Skip links

Frank Iero: “There are so many open doors”

Far from the isolation of his debut, Frank Iero has found himself a new horizon and he can’t wait to run to it.

Frank Iero: “There are so many open doors”

“I always felt like festivals were a way to taste test bands,” begins Frank Iero backstage at Reading Festival. “You see as many as you possibly can in a slightly abnormal setting and if you like it enough, you see them in their natural habitat. I hope that people enjoy our set but also that it acts as a gateway to a real show.”

From the hand to mouth experiment that’s shaped a bulk of Frank Iero’s year with The Cellabration, today he seems to be entertaining the idea that his music, his voice, has a future. It’s obvious, from the way he discusses what comes next to every movement of his striding set that takes place later today, he’s moving forward.”

“After this we’ve got two Belfast shows, a Dublin show then we’re going to go home and start writing,” says Frank. There are no definite plans for a second album (“We’ll see, who knows”) but there’s the beginning of a next chapter forming.

“I want to get the ideas out of my head. “I’m looking forward to two months at home so I can get whatever’s swimming around my head, out just so I know what it is. Right now it’s just these swirling songs and ideas and it’s a little too much up here, right now. I can’t even concentrate.”

“My world’s so different right now,” he ponders. “In a good way but also, it’s just so different. Right now, there are so many open doors it’s a bit confusing for me. Last time around I was very shortsighted of what I wanted to do but now, oh man, I have such an open horizon. I don’t even know what that is but I just want to hone in on it. It’s just gong to take me some time,” he admits. “It takes me being home to finish things. I can start stuff on the road but I can’t finish things. What’s going to be fun is, first time around I didn’t get to trial anything. It was just for myself. Whatever I heard in my head, I put on the record and then tried to figure it out later. Now we can craft some stuff and then, if we do some end of year touring, we can see where it goes and road test the stuff, which is nice.”

‘stomachaches’ was written in a basement with no audience in mind. No notion of performance. One year on and Frank Iero has grown from the reluctant frontman into a more commanding voice.

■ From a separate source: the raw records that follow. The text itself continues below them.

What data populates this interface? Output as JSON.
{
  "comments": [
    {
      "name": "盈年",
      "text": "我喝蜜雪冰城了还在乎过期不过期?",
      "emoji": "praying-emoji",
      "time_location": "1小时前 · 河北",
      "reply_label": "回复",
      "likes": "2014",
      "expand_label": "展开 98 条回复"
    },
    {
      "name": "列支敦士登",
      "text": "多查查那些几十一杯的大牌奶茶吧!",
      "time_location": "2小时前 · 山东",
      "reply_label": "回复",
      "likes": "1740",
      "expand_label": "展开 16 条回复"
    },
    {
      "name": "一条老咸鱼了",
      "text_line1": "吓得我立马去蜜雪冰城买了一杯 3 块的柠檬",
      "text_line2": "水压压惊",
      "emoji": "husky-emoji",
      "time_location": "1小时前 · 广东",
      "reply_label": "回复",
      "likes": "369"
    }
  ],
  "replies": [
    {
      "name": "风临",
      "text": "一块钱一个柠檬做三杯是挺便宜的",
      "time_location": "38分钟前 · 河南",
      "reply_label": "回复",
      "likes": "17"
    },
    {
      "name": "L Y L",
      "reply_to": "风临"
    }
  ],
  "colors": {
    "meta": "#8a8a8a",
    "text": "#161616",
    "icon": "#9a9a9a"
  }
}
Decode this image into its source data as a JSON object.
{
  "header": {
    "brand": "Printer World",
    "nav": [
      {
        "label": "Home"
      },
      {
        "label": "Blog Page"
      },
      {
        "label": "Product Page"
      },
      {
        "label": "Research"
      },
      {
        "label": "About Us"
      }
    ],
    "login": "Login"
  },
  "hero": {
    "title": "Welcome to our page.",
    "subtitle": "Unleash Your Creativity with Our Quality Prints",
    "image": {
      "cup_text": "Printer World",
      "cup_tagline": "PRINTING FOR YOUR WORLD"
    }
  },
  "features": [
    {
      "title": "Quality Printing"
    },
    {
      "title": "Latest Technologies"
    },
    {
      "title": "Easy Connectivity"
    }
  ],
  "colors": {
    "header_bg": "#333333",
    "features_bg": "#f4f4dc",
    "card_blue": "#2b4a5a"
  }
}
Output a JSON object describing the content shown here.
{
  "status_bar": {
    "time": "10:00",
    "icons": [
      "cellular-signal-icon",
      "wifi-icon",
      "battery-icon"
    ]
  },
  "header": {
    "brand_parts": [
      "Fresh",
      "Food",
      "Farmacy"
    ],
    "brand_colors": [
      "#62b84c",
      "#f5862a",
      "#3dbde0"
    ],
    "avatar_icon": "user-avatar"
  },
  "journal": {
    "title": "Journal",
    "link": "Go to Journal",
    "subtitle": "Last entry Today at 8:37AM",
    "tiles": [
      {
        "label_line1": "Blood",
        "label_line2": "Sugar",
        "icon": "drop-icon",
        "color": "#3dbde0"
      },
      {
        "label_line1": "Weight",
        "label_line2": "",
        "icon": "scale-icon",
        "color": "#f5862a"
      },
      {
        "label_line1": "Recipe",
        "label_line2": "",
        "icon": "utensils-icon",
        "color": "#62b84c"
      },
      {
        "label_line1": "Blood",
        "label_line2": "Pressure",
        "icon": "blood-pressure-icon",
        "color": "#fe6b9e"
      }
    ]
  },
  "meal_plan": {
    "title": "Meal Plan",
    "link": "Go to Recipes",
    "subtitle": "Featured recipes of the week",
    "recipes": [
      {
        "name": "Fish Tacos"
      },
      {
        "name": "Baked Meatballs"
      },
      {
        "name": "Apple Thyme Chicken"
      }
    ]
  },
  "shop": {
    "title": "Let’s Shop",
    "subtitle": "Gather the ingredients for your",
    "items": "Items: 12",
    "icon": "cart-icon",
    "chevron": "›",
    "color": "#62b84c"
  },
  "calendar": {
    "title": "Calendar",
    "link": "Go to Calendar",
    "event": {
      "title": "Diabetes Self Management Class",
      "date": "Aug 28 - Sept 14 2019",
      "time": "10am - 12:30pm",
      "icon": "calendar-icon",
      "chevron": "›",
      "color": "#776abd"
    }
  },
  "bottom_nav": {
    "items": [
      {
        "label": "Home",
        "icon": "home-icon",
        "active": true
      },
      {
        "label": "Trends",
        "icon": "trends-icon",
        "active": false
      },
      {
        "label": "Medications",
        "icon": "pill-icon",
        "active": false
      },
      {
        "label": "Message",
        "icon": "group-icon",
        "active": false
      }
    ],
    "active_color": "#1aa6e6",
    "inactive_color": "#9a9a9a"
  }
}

“That was the biggest hurdle. The biggest learning curve was I had no idea how to sing any of this stuff, I’m still learning but the live show is so different now. It’s so much more evolved. So much has changed and that’s what’s kept it really interesting and creative on the road.”

Obviously Reading Festival means a lot to Frank. It’s where his former bands had one of their grandest victories and while it’s soaked in nostalgia, the portaloos are always on hand to take the sheen off.

“I remember last time playing Reading, there was a moment when I realised I’m going to remember this set for the rest of my life. I still remember it very vividly. It’s very rare that you have those moments. You look back and you remember it but you don’t remember why you were doing it. Reading was a big dimple in my brain.”

Frank Iero might have battles anew but their victories are just vivid. His balance of fatherhood and musician came together in the most beautiful way during a recent hometown show.

“We played in Jersey and my kids got up on stage. That was the pinnacle for me. Worlds collided that night; it was kinda weird but really amazing. I’ll never forget it. It was the end all, be all, best set I’ve ever played. They loved it,” he smiles. “My fear is now they’re going to want to do a whole set as opposed to one song. That wasn’t even planned. I had no intention of ever doing that but my daughter was like ‘I want to be in the band.’ Alright, we’ll do it. Fuck it.”

It’s an attitude that’s brought Frank Iero this far. Thankfully, he’s not calling time on it yet.

Return to top of page